They’ll be depending on Cox to perform well on the boundary and in the slot, as well as functioning as a special teams gunner and as a return specialist.
14 tackles, eight assists
Brock is a favorite of the coaching staff and will likely split time with Cox, operating as cornerbacks 4a and 4b. For as far down the depth chart as Brock is, he is a legitimate NFL corner with a very disciplined style. He will compete on defense, while contributing on special teams.
61 solo, 24 assists, one interception, two forced fumbles
This projection pins Reid as the third-leading tackler on the team.
Seeing as how safeties Dashon Goldson and Donte Whitner were Nos. 3 and 4 in tackles, it would hardly be a shock to see the LSU product finish with this high. He certainly looks the part. On top of that, his aggressive tendencies and persona as a homing missile always put him around the ball carrier.
54 solo, 17 assists, two forced fumbles
It’s true, Whitner is not much of a coverage safety, but he does lay some pretty bone-jarring hits. Moreover, the legality and frequency of these thumps give him value as a tempo setter for the 49ers’ prestigious defensive unit.
Coming off an 83-tackle season, Whitner’s total takedowns decrease with a more filled-out roster and a star first-rounder to his immediate right. Eric Reid may wind up stealing some of his thunder in what is a contract year for Whitner.
27-of-29 field goals made, 57 long
Though he is the league’s reigning All-Pro place kicker, Dawson has never been 100 percent from the field. That won’t happen, but he will get pretty close. The longtime Browns special teamer is coming off career-highs, in which he knocked in 93.5 percent of his field goals, including 7-of-7 from 50-plus yards out.
48.5 gross punt average, 33 inside 20-yard line, 65 long
Andy Lee is a model of consistency. A big reason for the team’s success is his uncanny ability to pin offenses back, allowing his defense to start with very favorable field position. He continues his unbelievable career, which will one day end in the 49ers team Hall of Fame.
32 kick returns, 890 yards
On 14 kickoff returns in 2012, James finished with an incredibly high average of 29.7 yards per attempt.
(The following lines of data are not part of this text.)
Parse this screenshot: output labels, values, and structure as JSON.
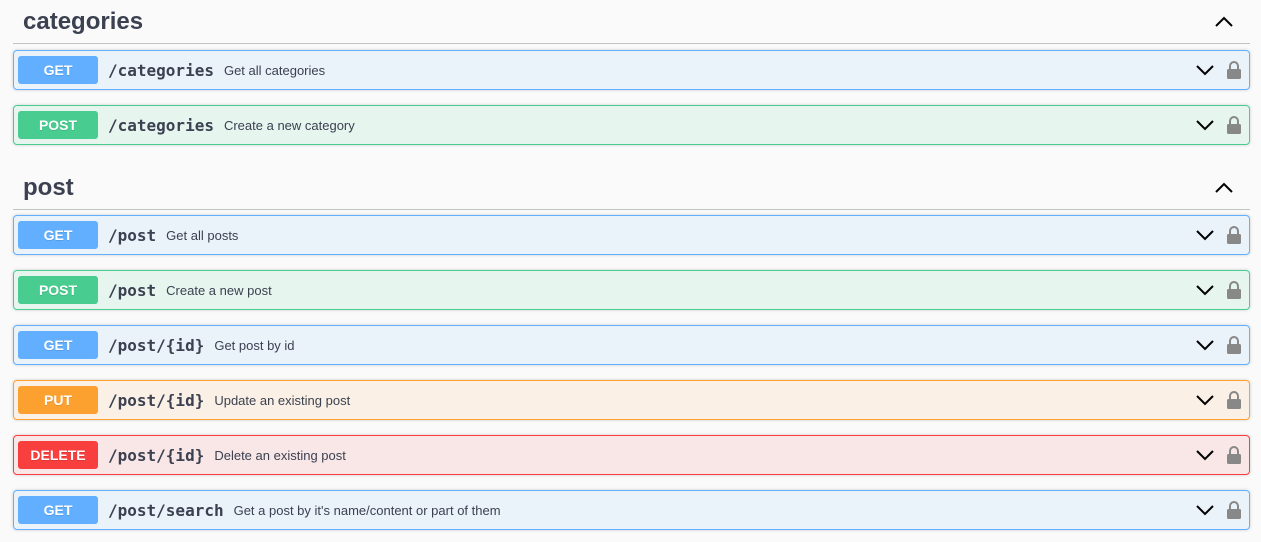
{
  "sections": [
    {
      "title": "categories",
      "operations": [
        {
          "method": "GET",
          "path": "/categories",
          "summary": "Get all categories"
        },
        {
          "method": "POST",
          "path": "/categories",
          "summary": "Create a new category"
        }
      ]
    },
    {
      "title": "post",
      "operations": [
        {
          "method": "GET",
          "path": "/post",
          "summary": "Get all posts"
        },
        {
          "method": "POST",
          "path": "/post",
          "summary": "Create a new post"
        },
        {
          "method": "GET",
          "path": "/post/{id}",
          "summary": "Get post by id"
        },
        {
          "method": "PUT",
          "path": "/post/{id}",
          "summary": "Update an existing post"
        },
        {
          "method": "DELETE",
          "path": "/post/{id}",
          "summary": "Delete an existing post"
        },
        {
          "method": "GET",
          "path": "/post/search",
          "summary": "Get a post by it's name/content or part of them"
        }
      ]
    }
  ],
  "icons": {
    "section_toggle": "chevron-up-icon",
    "operation_expand": "chevron-down-icon",
    "operation_auth": "lock-icon"
  },
  "colors": {
    "get": "#61affe",
    "post": "#49cc90",
    "put": "#fca130",
    "delete": "#f93e3e",
    "text": "#3b4151"
  }
}
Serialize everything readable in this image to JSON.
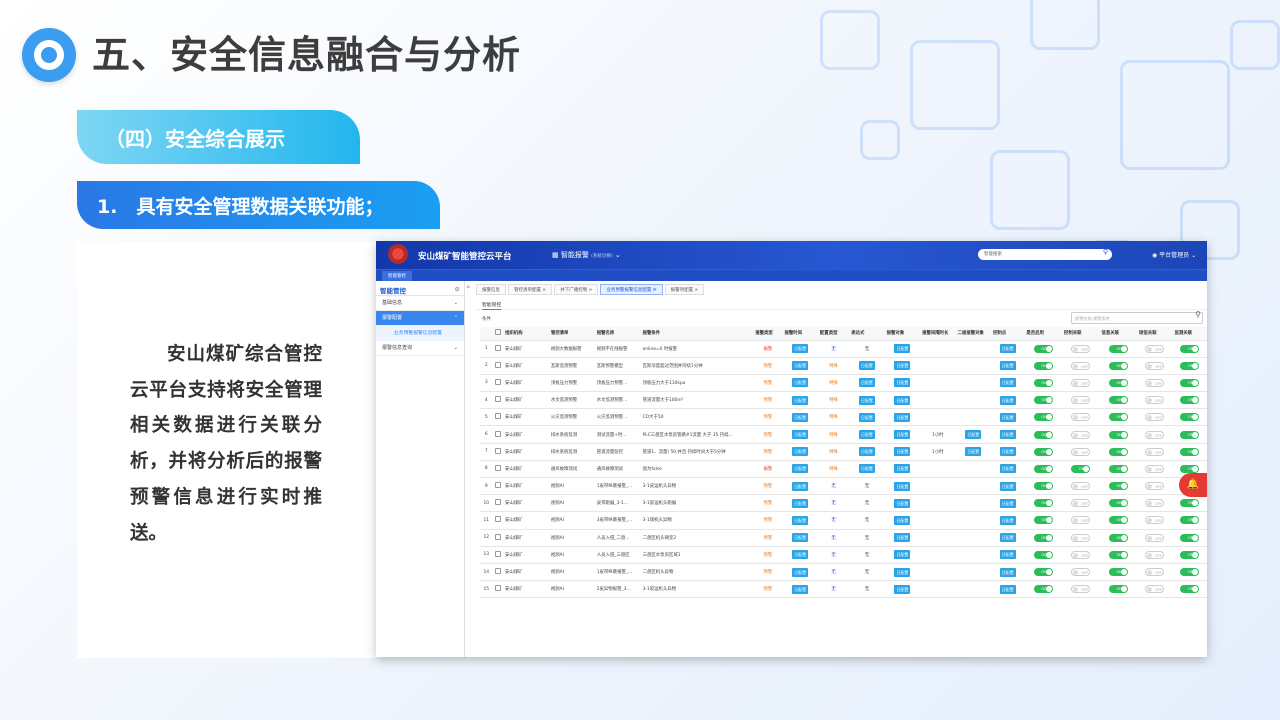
{
  "slide": {
    "title": "五、安全信息融合与分析",
    "section": "（四）安全综合展示",
    "subsection": "1.　具有安全管理数据关联功能；",
    "paragraph": "安山煤矿综合管控云平台支持将安全管理相关数据进行关联分析，并将分析后的报警预警信息进行实时推送。"
  },
  "app": {
    "name": "安山煤矿智能管控云平台",
    "module": "智能报警",
    "module_hint": "(系统切换)",
    "search_placeholder": "智能搜索",
    "user": "平台管理员",
    "subtab": "智能管控",
    "logo_caption": "安山煤矿"
  },
  "sidebar": {
    "head": "智能管控",
    "items": [
      {
        "label": "基础信息"
      },
      {
        "label": "报警配置"
      },
      {
        "label": "报警信息查询"
      }
    ],
    "sub_item": "业务预警报警信息配置"
  },
  "tabs": [
    "报警信息",
    "管控清单配置",
    "井下广播控制",
    "业务预警报警信息配置",
    "报警项配置"
  ],
  "content": {
    "breadcrumb": "智能管控",
    "filter_label": "条件",
    "search_placeholder": "报警名称,报警条件"
  },
  "table": {
    "headers": [
      "",
      "",
      "组织机构",
      "管控清单",
      "报警名称",
      "报警条件",
      "报警类型",
      "报警时间",
      "配置类型",
      "表达式",
      "报警对象",
      "报警间隔时长",
      "二级报警对象",
      "控制点",
      "是否启用",
      "控制关联",
      "信息关联",
      "短信关联",
      "监测关联"
    ],
    "btn_label": "日配置",
    "on_label": "ON",
    "off_label": "OFF",
    "rows": [
      {
        "no": "1",
        "org": "安山煤矿",
        "list": "视频大数据报警",
        "name": "视频不在线报警",
        "cond": "online=0 时报警",
        "type": "报警",
        "ptype": "无",
        "expr": "无",
        "interval": "",
        "second": false,
        "enabled": true,
        "ctrl": false,
        "info": true,
        "sms": false,
        "mon": true
      },
      {
        "no": "2",
        "org": "安山煤矿",
        "list": "瓦斯监测预警",
        "name": "瓦斯预警模型",
        "cond": "瓦斯浓度超过范围并持续1分钟",
        "type": "预警",
        "ptype": "特殊",
        "expr": "日配置",
        "interval": "",
        "second": false,
        "enabled": true,
        "ctrl": false,
        "info": true,
        "sms": false,
        "mon": true
      },
      {
        "no": "3",
        "org": "安山煤矿",
        "list": "顶板压力预警",
        "name": "顶板压力预警...",
        "cond": "顶板压力大于110kpa",
        "type": "预警",
        "ptype": "特殊",
        "expr": "日配置",
        "interval": "",
        "second": false,
        "enabled": true,
        "ctrl": false,
        "info": true,
        "sms": false,
        "mon": true
      },
      {
        "no": "4",
        "org": "安山煤矿",
        "list": "水文监测预警",
        "name": "水文监测预警...",
        "cond": "管道流量大于100m³",
        "type": "预警",
        "ptype": "特殊",
        "expr": "日配置",
        "interval": "",
        "second": false,
        "enabled": true,
        "ctrl": false,
        "info": true,
        "sms": false,
        "mon": true
      },
      {
        "no": "5",
        "org": "安山煤矿",
        "list": "火灾监测预警",
        "name": "火灾监测预警...",
        "cond": "CO大于50",
        "type": "预警",
        "ptype": "特殊",
        "expr": "日配置",
        "interval": "",
        "second": false,
        "enabled": true,
        "ctrl": false,
        "info": true,
        "sms": false,
        "mon": true
      },
      {
        "no": "6",
        "org": "安山煤矿",
        "list": "排水系统监测",
        "name": "测试流量+时...",
        "cond": "PLC三盘区水泵房管路#1流量 大于 35 持续...",
        "type": "预警",
        "ptype": "特殊",
        "expr": "日配置",
        "interval": "1小时",
        "second": true,
        "enabled": true,
        "ctrl": false,
        "info": true,
        "sms": false,
        "mon": true
      },
      {
        "no": "7",
        "org": "安山煤矿",
        "list": "排水系统监测",
        "name": "管道流量监控",
        "cond": "管道1、流量) 50 并且 持续时间大于5分钟",
        "type": "预警",
        "ptype": "特殊",
        "expr": "日配置",
        "interval": "1小时",
        "second": true,
        "enabled": true,
        "ctrl": false,
        "info": true,
        "sms": false,
        "mon": true
      },
      {
        "no": "8",
        "org": "安山煤矿",
        "list": "通风故障测试",
        "name": "通风故障测试",
        "cond": "值为false",
        "type": "报警",
        "ptype": "特殊",
        "expr": "日配置",
        "interval": "",
        "second": false,
        "enabled": true,
        "ctrl": true,
        "info": true,
        "sms": false,
        "mon": true
      },
      {
        "no": "9",
        "org": "安山煤矿",
        "list": "视频AI",
        "name": "1皮带纵撕报警_...",
        "cond": "3-1皮运机头异物",
        "type": "预警",
        "ptype": "无",
        "expr": "无",
        "interval": "",
        "second": false,
        "enabled": true,
        "ctrl": false,
        "info": true,
        "sms": false,
        "mon": true
      },
      {
        "no": "10",
        "org": "安山煤矿",
        "list": "视频AI",
        "name": "皮带跑偏_3-1...",
        "cond": "3-1胶运机头跑偏",
        "type": "预警",
        "ptype": "无",
        "expr": "无",
        "interval": "",
        "second": false,
        "enabled": true,
        "ctrl": false,
        "info": true,
        "sms": false,
        "mon": true
      },
      {
        "no": "11",
        "org": "安山煤矿",
        "list": "视频AI",
        "name": "3皮带纵撕报警_...",
        "cond": "3-1煤机头异物",
        "type": "预警",
        "ptype": "无",
        "expr": "无",
        "interval": "",
        "second": false,
        "enabled": true,
        "ctrl": false,
        "info": true,
        "sms": false,
        "mon": true
      },
      {
        "no": "12",
        "org": "安山煤矿",
        "list": "视频AI",
        "name": "人员入侵_二盘...",
        "cond": "二盘区机头硐室2",
        "type": "预警",
        "ptype": "无",
        "expr": "无",
        "interval": "",
        "second": false,
        "enabled": true,
        "ctrl": false,
        "info": true,
        "sms": false,
        "mon": true
      },
      {
        "no": "13",
        "org": "安山煤矿",
        "list": "视频AI",
        "name": "人员入侵_三盘区",
        "cond": "三盘区水泵房区域1",
        "type": "预警",
        "ptype": "无",
        "expr": "无",
        "interval": "",
        "second": false,
        "enabled": true,
        "ctrl": false,
        "info": true,
        "sms": false,
        "mon": true
      },
      {
        "no": "14",
        "org": "安山煤矿",
        "list": "视频AI",
        "name": "1皮带纵撕报警_...",
        "cond": "二盘区机头异物",
        "type": "预警",
        "ptype": "无",
        "expr": "无",
        "interval": "",
        "second": false,
        "enabled": true,
        "ctrl": false,
        "info": true,
        "sms": false,
        "mon": true
      },
      {
        "no": "15",
        "org": "安山煤矿",
        "list": "视频AI",
        "name": "2皮异物报警_3...",
        "cond": "3-1胶运机头异物",
        "type": "预警",
        "ptype": "无",
        "expr": "无",
        "interval": "",
        "second": false,
        "enabled": true,
        "ctrl": false,
        "info": true,
        "sms": false,
        "mon": true
      }
    ]
  },
  "colors": {
    "accent": "#2a78e6",
    "light_accent": "#22b6ee",
    "topbar": "#1237a8",
    "on": "#2bbd5a",
    "alert": "#e53935"
  },
  "icons": {
    "logo": "ring-logo-icon",
    "search": "magnifier-icon",
    "user": "user-icon",
    "bell": "bell-icon",
    "module": "grid-icon"
  }
}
The only two players with equal or more returns to finish ahead of the 49ers rookie were Percy Harvin (35.9) and Jacoby Jones (30.7), via NFL.com.
James will greatly help this offense with his ability to set them up outside the 20 on a consistent basis.